Although election week has come and gone, election season is far from over in the minds of the American public. On Nov. 7, major media outlets, including the Associated Press, CNN, Fox News and others, called the presidential election in favor of Democratic candidate Joe Biden with 290 electoral college votes.
The Trump campaign immediately contested the results and filed lawsuits in several states, claiming voter fraud. Many of these key states in the electoral college like Wisconsin, Pennsylvania and Georgia, if flipped, could swing the election in Donald Trump’s favor.
So far, these lawsuits have been met with little success. As of Monday, the Trump campaign had filed 17 lawsuits, and of these cases, they had lost or dropped 12, won one and are awaiting results on four.
As for the House and Senate, neither one of their elections have been completed either. The race for the Senate currently sits at 48 Democratic seats and 50 Republican seats. The two uncalled seats both belong to Georgia, which will hold a runoff election in January to decide the winners.
These runoff elections will be important in deciding which party takes control of the Senate. Not all election results are in for House seats, but currently the Democrats hold 220 seats and Republicans hold 204, giving Democrats the majority as they crossed the 218 threshold.
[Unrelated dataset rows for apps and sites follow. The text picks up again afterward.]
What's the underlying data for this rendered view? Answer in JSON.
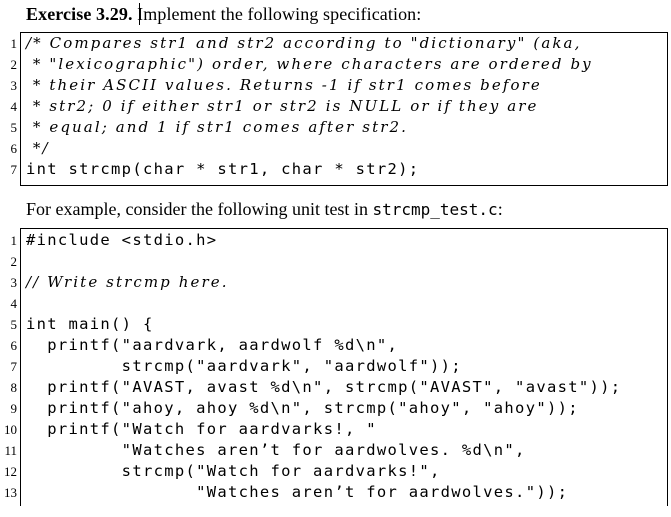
{
  "heading": {
    "bold_label": "Exercise 3.29.",
    "text": "Implement the following specification:"
  },
  "spec_listing": {
    "lines": [
      {
        "number": "1",
        "code": "/* Compares str1 and str2 according to \"dictionary\" (aka,",
        "style": "comment"
      },
      {
        "number": "2",
        "code": " * \"lexicographic\") order, where characters are ordered by",
        "style": "comment"
      },
      {
        "number": "3",
        "code": " * their ASCII values. Returns -1 if str1 comes before",
        "style": "comment"
      },
      {
        "number": "4",
        "code": " * str2; 0 if either str1 or str2 is NULL or if they are",
        "style": "comment"
      },
      {
        "number": "5",
        "code": " * equal; and 1 if str1 comes after str2.",
        "style": "comment"
      },
      {
        "number": "6",
        "code": " */",
        "style": "comment"
      },
      {
        "number": "7",
        "code": "int strcmp(char * str1, char * str2);",
        "style": "code"
      }
    ]
  },
  "paragraph": {
    "text_before": "For example, consider the following unit test in ",
    "filename": "strcmp_test.c",
    "text_after": ":"
  },
  "test_listing": {
    "lines": [
      {
        "number": "1",
        "code": "#include <stdio.h>",
        "style": "code"
      },
      {
        "number": "2",
        "code": "",
        "style": "code"
      },
      {
        "number": "3",
        "code": "// Write strcmp here.",
        "style": "comment"
      },
      {
        "number": "4",
        "code": "",
        "style": "code"
      },
      {
        "number": "5",
        "code": "int main() {",
        "style": "code"
      },
      {
        "number": "6",
        "code": "  printf(\"aardvark, aardwolf %d\\n\",",
        "style": "code"
      },
      {
        "number": "7",
        "code": "         strcmp(\"aardvark\", \"aardwolf\"));",
        "style": "code"
      },
      {
        "number": "8",
        "code": "  printf(\"AVAST, avast %d\\n\", strcmp(\"AVAST\", \"avast\"));",
        "style": "code"
      },
      {
        "number": "9",
        "code": "  printf(\"ahoy, ahoy %d\\n\", strcmp(\"ahoy\", \"ahoy\"));",
        "style": "code"
      },
      {
        "number": "10",
        "code": "  printf(\"Watch for aardvarks!, \"",
        "style": "code"
      },
      {
        "number": "11",
        "code": "         \"Watches aren’t for aardwolves. %d\\n\",",
        "style": "code"
      },
      {
        "number": "12",
        "code": "         strcmp(\"Watch for aardvarks!\",",
        "style": "code"
      },
      {
        "number": "13",
        "code": "                \"Watches aren’t for aardwolves.\"));",
        "style": "code"
      }
    ]
  }
}
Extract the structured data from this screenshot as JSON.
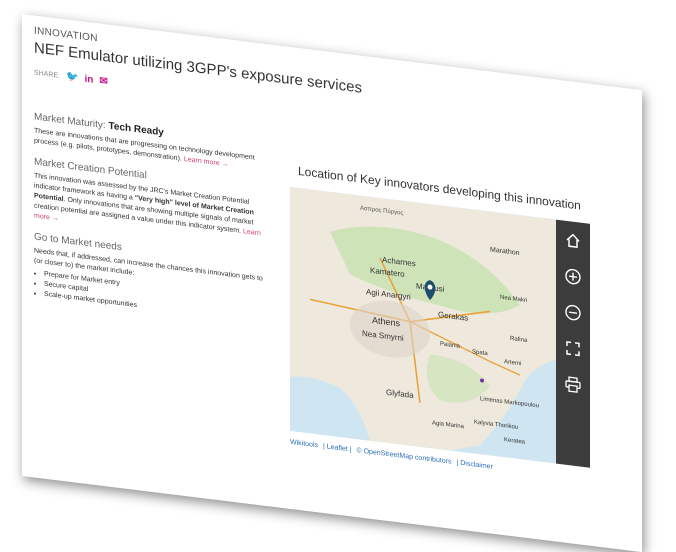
{
  "header": {
    "eyebrow": "INNOVATION",
    "title": "NEF Emulator utilizing 3GPP's exposure services",
    "share_label": "SHARE:"
  },
  "maturity": {
    "label": "Market Maturity:",
    "value": "Tech Ready",
    "text": "These are innovations that are progressing on technology development process (e.g. pilots, prototypes, demonstration).",
    "link": "Learn more →"
  },
  "creation": {
    "label": "Market Creation Potential",
    "text1": "This innovation was assessed by the JRC's Market Creation Potential indicator framework as having a",
    "strong": "\"Very high\" level of Market Creation Potential",
    "text2": ". Only innovations that are showing multiple signals of market creation potential are assigned a value under this indicator system.",
    "link": "Learn more →"
  },
  "needs": {
    "label": "Go to Market needs",
    "intro": "Needs that, if addressed, can increase the chances this innovation gets to (or closer to) the market include:",
    "items": [
      "Prepare for Market entry",
      "Secure capital",
      "Scale-up market opportunities"
    ]
  },
  "map": {
    "title": "Location of Key innovators developing this innovation",
    "places": [
      "Ασπρος Πύργος",
      "Marathon",
      "Acharnes",
      "Kamatero",
      "Marousi",
      "Nea Makri",
      "Agii Anargyri",
      "Gerakas",
      "Athens",
      "Rafina",
      "Nea Smyrni",
      "Paiania",
      "Spata",
      "Artemi",
      "Glyfada",
      "Limenas Markopoulou",
      "Agia Marina",
      "Kalyvia Thorikou",
      "Keratea"
    ],
    "attribution": [
      "Wikitools",
      "| Leaflet |",
      "© OpenStreetMap contributors",
      "| Disclaimer"
    ],
    "controls": [
      "home-icon",
      "zoom-in-icon",
      "zoom-out-icon",
      "fullscreen-icon",
      "print-icon"
    ]
  }
}
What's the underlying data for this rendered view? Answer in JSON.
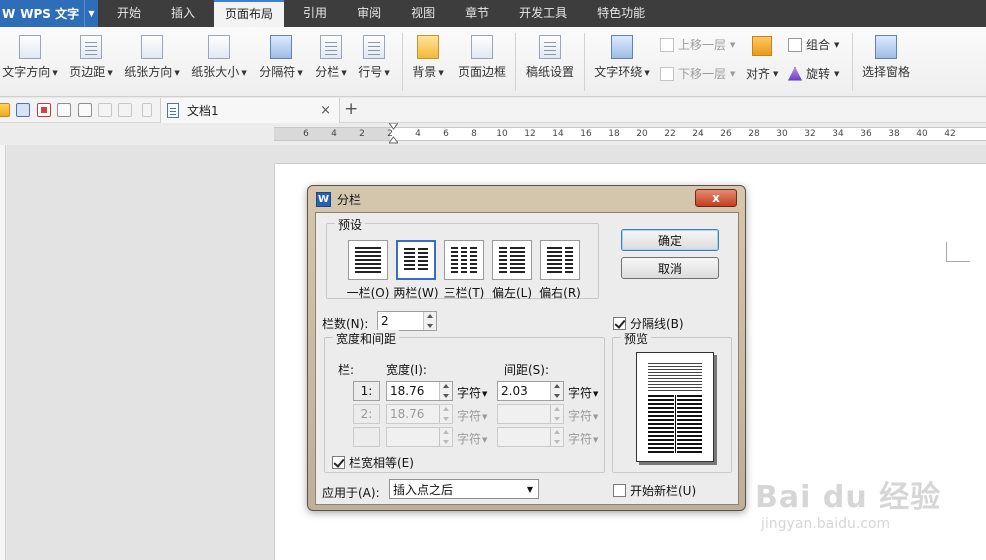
{
  "app": {
    "title": "WPS 文字",
    "logo": "W"
  },
  "menu": [
    {
      "label": "开始"
    },
    {
      "label": "插入"
    },
    {
      "label": "页面布局",
      "active": true
    },
    {
      "label": "引用"
    },
    {
      "label": "审阅"
    },
    {
      "label": "视图"
    },
    {
      "label": "章节"
    },
    {
      "label": "开发工具"
    },
    {
      "label": "特色功能"
    }
  ],
  "ribbon": {
    "text_direction": "文字方向",
    "margins": "页边距",
    "orientation": "纸张方向",
    "paper_size": "纸张大小",
    "breaks": "分隔符",
    "columns": "分栏",
    "line_numbers": "行号",
    "background": "背景",
    "page_border": "页面边框",
    "manuscript": "稿纸设置",
    "wrap_text": "文字环绕",
    "bring_forward": "上移一层",
    "send_backward": "下移一层",
    "group": "组合",
    "align": "对齐",
    "rotate": "旋转",
    "selection_pane": "选择窗格"
  },
  "tabs": {
    "document": "文档1",
    "close": "×",
    "new": "+"
  },
  "ruler": {
    "ticks": [
      "6",
      "4",
      "2",
      "2",
      "4",
      "6",
      "8",
      "10",
      "12",
      "14",
      "16",
      "18",
      "20",
      "22",
      "24",
      "26",
      "28",
      "30",
      "32",
      "34",
      "36",
      "38",
      "40",
      "42"
    ]
  },
  "dialog": {
    "icon": "W",
    "title": "分栏",
    "close": "x",
    "presets_label": "预设",
    "presets": [
      {
        "label": "一栏(O)",
        "cols": 1
      },
      {
        "label": "两栏(W)",
        "cols": 2,
        "selected": true
      },
      {
        "label": "三栏(T)",
        "cols": 3
      },
      {
        "label": "偏左(L)",
        "cols": 2
      },
      {
        "label": "偏右(R)",
        "cols": 2
      }
    ],
    "ok": "确定",
    "cancel": "取消",
    "col_count_label": "栏数(N):",
    "col_count_value": "2",
    "separator_label": "分隔线(B)",
    "separator_checked": true,
    "width_spacing_label": "宽度和间距",
    "col_header": "栏:",
    "width_header": "宽度(I):",
    "spacing_header": "间距(S):",
    "unit": "字符",
    "rows": [
      {
        "index": "1:",
        "width": "18.76",
        "spacing": "2.03",
        "enabled": true
      },
      {
        "index": "2:",
        "width": "18.76",
        "spacing": "",
        "enabled": false
      },
      {
        "index": "",
        "width": "",
        "spacing": "",
        "enabled": false
      }
    ],
    "equal_width_label": "栏宽相等(E)",
    "equal_width_checked": true,
    "preview_label": "预览",
    "apply_to_label": "应用于(A):",
    "apply_to_value": "插入点之后",
    "new_column_label": "开始新栏(U)",
    "new_column_checked": false
  },
  "watermark": {
    "main": "Bai du 经验",
    "sub": "jingyan.baidu.com"
  },
  "colors": {
    "accent": "#2e6db8",
    "menubar": "#3d3d3d",
    "dialog_frame": "#c9bca3"
  }
}
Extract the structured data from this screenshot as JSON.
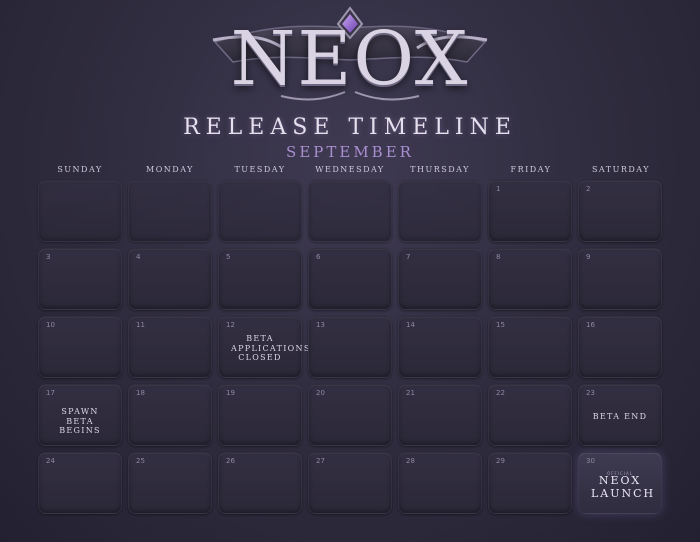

In Iowa, Republican incumbent, Joni Ernst, won reelection for the Senate after a hard campaign against Democrat Theresa Greenfield.
Iowa’s fourth congressional district, which Sioux County is a part of, elected Republican Randy Feenstra to the House of Representatives. Feenstra is an assistant professor of administration at his alma mater, Dordt University, and has served three terms in the Iowa Senate. He replaces incumbent Republican Steve King in the House of Representatives after beating the nine-term congressman in the Republican primaries.
Iowa’s third congressional district reelected Democrat incumbent Cindy Axne to the House, the first congressional district elected Republican Ashley Hinson, and the second congressional district has yet to call their House race.
Only one ballot measure was on the Iowan ballot this year: a proposal to explore changes to the constitution. Iowans voted against said proposal. Iowans also voted to keep all members in the Iowa Court of Appeals and Iowa Supreme Court up for retention.
Local elections in Sioux County were quite unanimous. The closest race was for the position of sheriff, where incumbent Dan Altena won reelection with about 76% of the vote.
Though Altena ran officially uncontested on the ballot, he faced a write-in campaign by Orange City assistant chief of police Bruce Jacobsma. This write-in campaign was launched in August over some criticism of Altena’s response to COVID-19 in which he initially favored prioritizing arrests for serious or violent crimes to avoid crowding the county jail.
Like most of the country, Iowa boasted incredible voter turnout this year. According to Iowa Secretary of State Paul Pate, over 1,697,000 Iowans voted in the 2020 election, beating the previous record of 1,589,951 voters in the 2012 election. Pate estimated that 76% of registered voters exercised their civic duty this year, a turnout among the highest of the nation.